(TASK STATEMENT): Every record below should be printed exactly as it appears.

....

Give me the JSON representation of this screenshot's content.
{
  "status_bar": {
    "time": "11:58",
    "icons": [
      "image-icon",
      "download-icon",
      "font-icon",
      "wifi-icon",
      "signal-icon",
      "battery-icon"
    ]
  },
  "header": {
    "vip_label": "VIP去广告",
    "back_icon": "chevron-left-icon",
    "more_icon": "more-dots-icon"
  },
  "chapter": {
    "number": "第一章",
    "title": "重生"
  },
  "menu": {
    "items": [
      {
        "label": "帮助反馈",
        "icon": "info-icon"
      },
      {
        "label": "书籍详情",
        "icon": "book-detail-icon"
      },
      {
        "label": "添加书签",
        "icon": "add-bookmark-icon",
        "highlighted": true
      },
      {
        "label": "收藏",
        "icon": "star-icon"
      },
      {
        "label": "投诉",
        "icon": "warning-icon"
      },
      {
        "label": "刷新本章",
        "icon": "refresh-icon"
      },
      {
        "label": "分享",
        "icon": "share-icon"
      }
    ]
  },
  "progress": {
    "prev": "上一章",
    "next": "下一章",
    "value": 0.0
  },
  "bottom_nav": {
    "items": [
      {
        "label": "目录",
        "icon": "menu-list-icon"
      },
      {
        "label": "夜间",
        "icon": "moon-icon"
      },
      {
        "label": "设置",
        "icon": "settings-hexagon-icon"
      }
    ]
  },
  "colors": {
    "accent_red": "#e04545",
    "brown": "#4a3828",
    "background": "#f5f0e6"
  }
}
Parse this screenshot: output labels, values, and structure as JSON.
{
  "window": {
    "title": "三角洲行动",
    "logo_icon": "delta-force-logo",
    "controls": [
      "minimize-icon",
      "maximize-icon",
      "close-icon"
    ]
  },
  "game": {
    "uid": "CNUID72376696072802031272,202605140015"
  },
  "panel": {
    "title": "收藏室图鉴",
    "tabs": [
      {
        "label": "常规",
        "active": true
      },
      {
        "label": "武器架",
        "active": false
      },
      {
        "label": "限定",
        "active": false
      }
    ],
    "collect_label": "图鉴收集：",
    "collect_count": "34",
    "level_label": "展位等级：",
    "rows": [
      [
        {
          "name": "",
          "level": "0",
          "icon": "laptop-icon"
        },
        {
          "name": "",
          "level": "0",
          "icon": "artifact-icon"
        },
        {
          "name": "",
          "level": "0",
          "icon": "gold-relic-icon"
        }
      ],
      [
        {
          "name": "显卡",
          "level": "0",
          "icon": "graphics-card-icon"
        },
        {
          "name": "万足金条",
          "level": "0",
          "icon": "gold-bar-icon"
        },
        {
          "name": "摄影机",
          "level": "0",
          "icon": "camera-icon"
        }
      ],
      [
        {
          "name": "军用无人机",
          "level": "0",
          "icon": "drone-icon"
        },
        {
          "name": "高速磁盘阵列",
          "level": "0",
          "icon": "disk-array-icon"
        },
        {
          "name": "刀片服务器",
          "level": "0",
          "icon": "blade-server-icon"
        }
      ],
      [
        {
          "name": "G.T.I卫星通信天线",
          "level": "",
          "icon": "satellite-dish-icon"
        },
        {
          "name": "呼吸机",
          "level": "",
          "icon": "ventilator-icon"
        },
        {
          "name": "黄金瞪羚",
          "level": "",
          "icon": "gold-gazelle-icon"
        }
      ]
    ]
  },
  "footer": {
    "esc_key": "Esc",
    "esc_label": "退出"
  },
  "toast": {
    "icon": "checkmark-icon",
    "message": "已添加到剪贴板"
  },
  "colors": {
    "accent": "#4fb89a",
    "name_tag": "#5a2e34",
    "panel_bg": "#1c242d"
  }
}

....

(COMPLETED EXERCISE):
Give me the JSON representation of this screenshot's content.
{
  "status_bar": {
    "time": "11:58",
    "icons": [
      "image-icon",
      "download-icon",
      "font-icon",
      "wifi-icon",
      "signal-icon",
      "battery-icon"
    ]
  },
  "header": {
    "vip_label": "VIP去广告",
    "back_icon": "chevron-left-icon",
    "more_icon": "more-dots-icon"
  },
  "chapter": {
    "number": "第一章",
    "title": "重生"
  },
  "menu": {
    "items": [
      {
        "label": "帮助反馈",
        "icon": "info-icon"
      },
      {
        "label": "书籍详情",
        "icon": "book-detail-icon"
      },
      {
        "label": "添加书签",
        "icon": "add-bookmark-icon",
        "highlighted": true
      },
      {
        "label": "收藏",
        "icon": "star-icon"
      },
      {
        "label": "投诉",
        "icon": "warning-icon"
      },
      {
        "label": "刷新本章",
        "icon": "refresh-icon"
      },
      {
        "label": "分享",
        "icon": "share-icon"
      }
    ]
  },
  "progress": {
    "prev": "上一章",
    "next": "下一章",
    "value": 0.0
  },
  "bottom_nav": {
    "items": [
      {
        "label": "目录",
        "icon": "menu-list-icon"
      },
      {
        "label": "夜间",
        "icon": "moon-icon"
      },
      {
        "label": "设置",
        "icon": "settings-hexagon-icon"
      }
    ]
  },
  "colors": {
    "accent_red": "#e04545",
    "brown": "#4a3828",
    "background": "#f5f0e6"
  }
}
Parse this screenshot: output labels, values, and structure as JSON.
{
  "window": {
    "title": "三角洲行动",
    "logo_icon": "delta-force-logo",
    "controls": [
      "minimize-icon",
      "maximize-icon",
      "close-icon"
    ]
  },
  "game": {
    "uid": "CNUID72376696072802031272,202605140015"
  },
  "panel": {
    "title": "收藏室图鉴",
    "tabs": [
      {
        "label": "常规",
        "active": true
      },
      {
        "label": "武器架",
        "active": false
      },
      {
        "label": "限定",
        "active": false
      }
    ],
    "collect_label": "图鉴收集：",
    "collect_count": "34",
    "level_label": "展位等级：",
    "rows": [
      [
        {
          "name": "",
          "level": "0",
          "icon": "laptop-icon"
        },
        {
          "name": "",
          "level": "0",
          "icon": "artifact-icon"
        },
        {
          "name": "",
          "level": "0",
          "icon": "gold-relic-icon"
        }
      ],
      [
        {
          "name": "显卡",
          "level": "0",
          "icon": "graphics-card-icon"
        },
        {
          "name": "万足金条",
          "level": "0",
          "icon": "gold-bar-icon"
        },
        {
          "name": "摄影机",
          "level": "0",
          "icon": "camera-icon"
        }
      ],
      [
        {
          "name": "军用无人机",
          "level": "0",
          "icon": "drone-icon"
        },
        {
          "name": "高速磁盘阵列",
          "level": "0",
          "icon": "disk-array-icon"
        },
        {
          "name": "刀片服务器",
          "level": "0",
          "icon": "blade-server-icon"
        }
      ],
      [
        {
          "name": "G.T.I卫星通信天线",
          "level": "",
          "icon": "satellite-dish-icon"
        },
        {
          "name": "呼吸机",
          "level": "",
          "icon": "ventilator-icon"
        },
        {
          "name": "黄金瞪羚",
          "level": "",
          "icon": "gold-gazelle-icon"
        }
      ]
    ]
  },
  "footer": {
    "esc_key": "Esc",
    "esc_label": "退出"
  },
  "toast": {
    "icon": "checkmark-icon",
    "message": "已添加到剪贴板"
  },
  "colors": {
    "accent": "#4fb89a",
    "name_tag": "#5a2e34",
    "panel_bg": "#1c242d"
  }
}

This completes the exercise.